WORK TO BE COMPLETED:
Filter these records by the string "Hora", copying each line that holds it.

ENTRIES PROVIDED:
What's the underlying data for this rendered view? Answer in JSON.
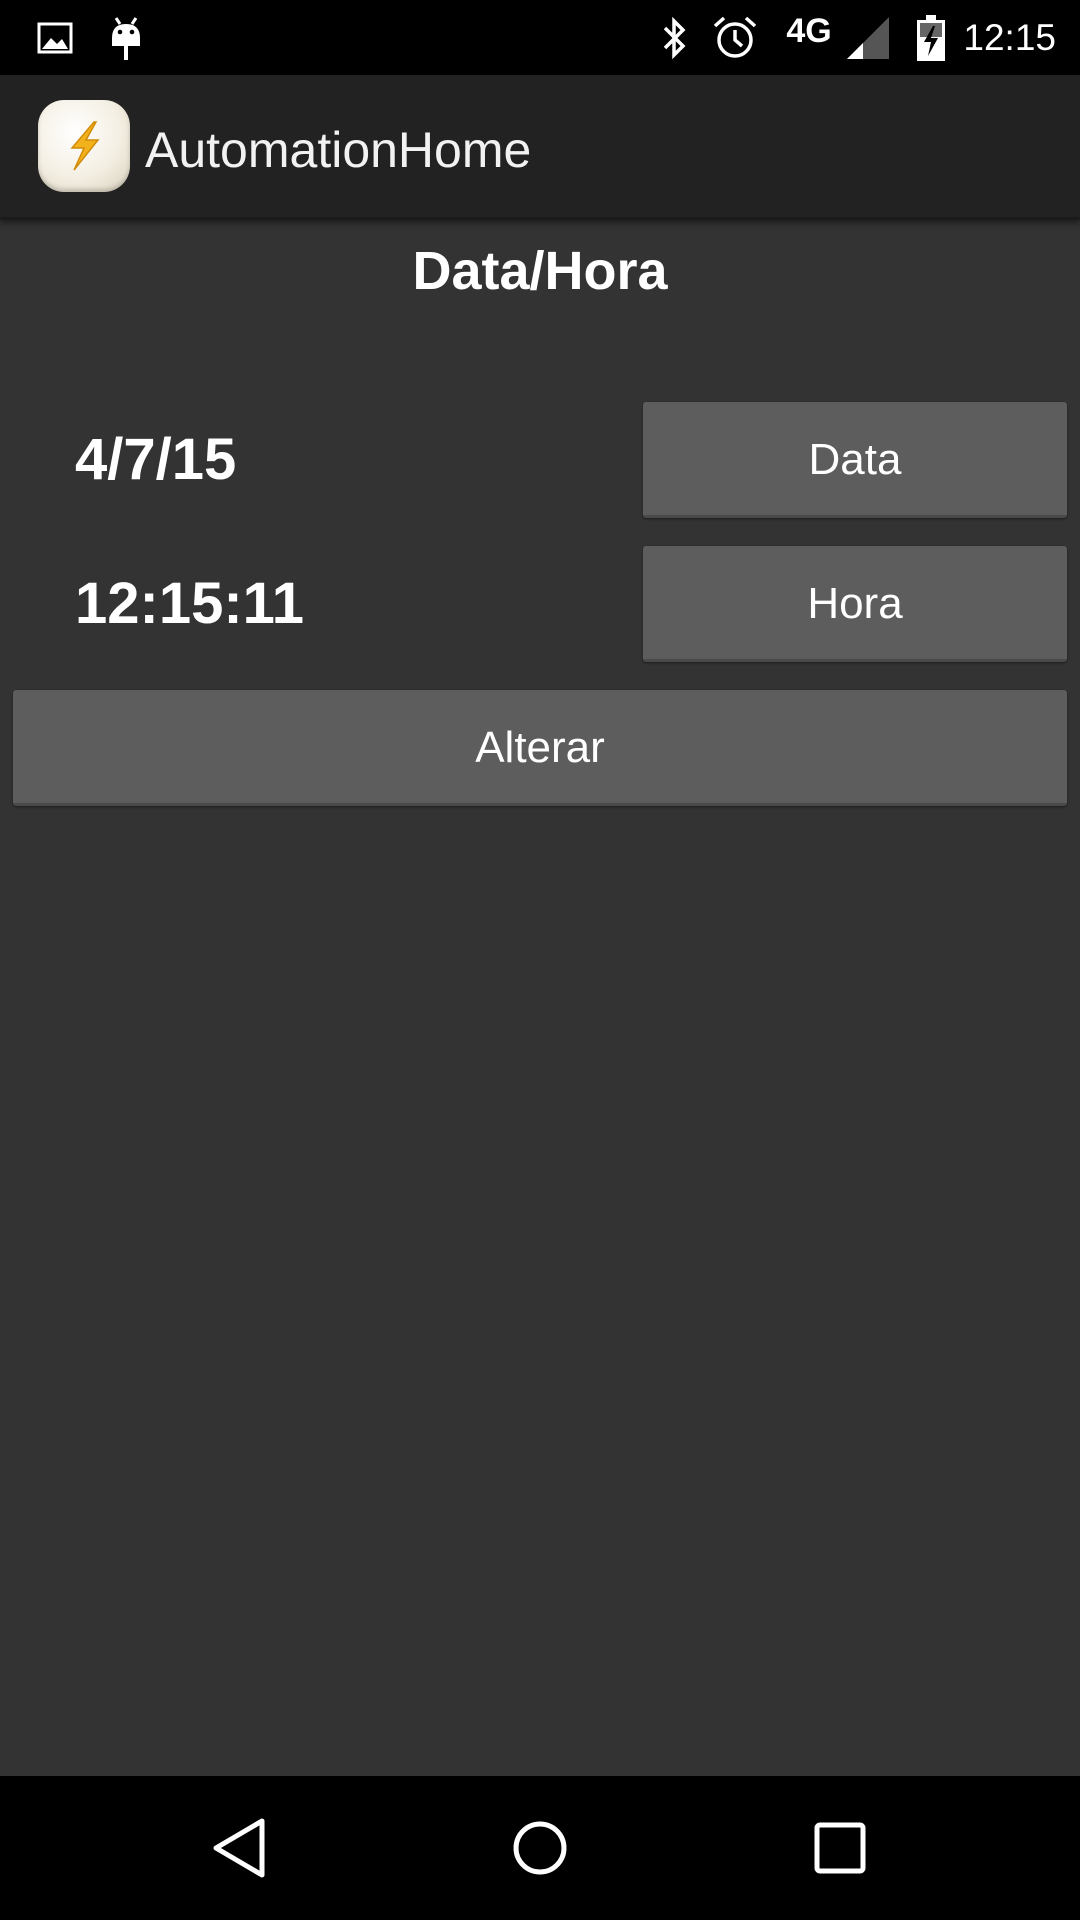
{
  "status_bar": {
    "time": "12:15",
    "network": "4G",
    "icons": [
      "image-icon",
      "android-debug-icon",
      "bluetooth-icon",
      "alarm-icon",
      "signal-icon",
      "battery-charging-icon"
    ]
  },
  "action_bar": {
    "title": "AutomationHome",
    "icon": "lightning-bolt-icon"
  },
  "main": {
    "heading": "Data/Hora",
    "date_value": "4/7/15",
    "time_value": "12:15:11",
    "date_button_label": "Data",
    "time_button_label": "Hora",
    "change_button_label": "Alterar"
  },
  "nav_bar": {
    "icons": [
      "back-icon",
      "home-icon",
      "recents-icon"
    ]
  },
  "colors": {
    "background": "#333333",
    "status_bar": "#000000",
    "action_bar": "#222222",
    "button": "#5d5d5d",
    "bolt": "#f2b21b"
  }
}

TASK RESPONSE:
    "heading": "Data/Hora",
    "time_button_label": "Hora",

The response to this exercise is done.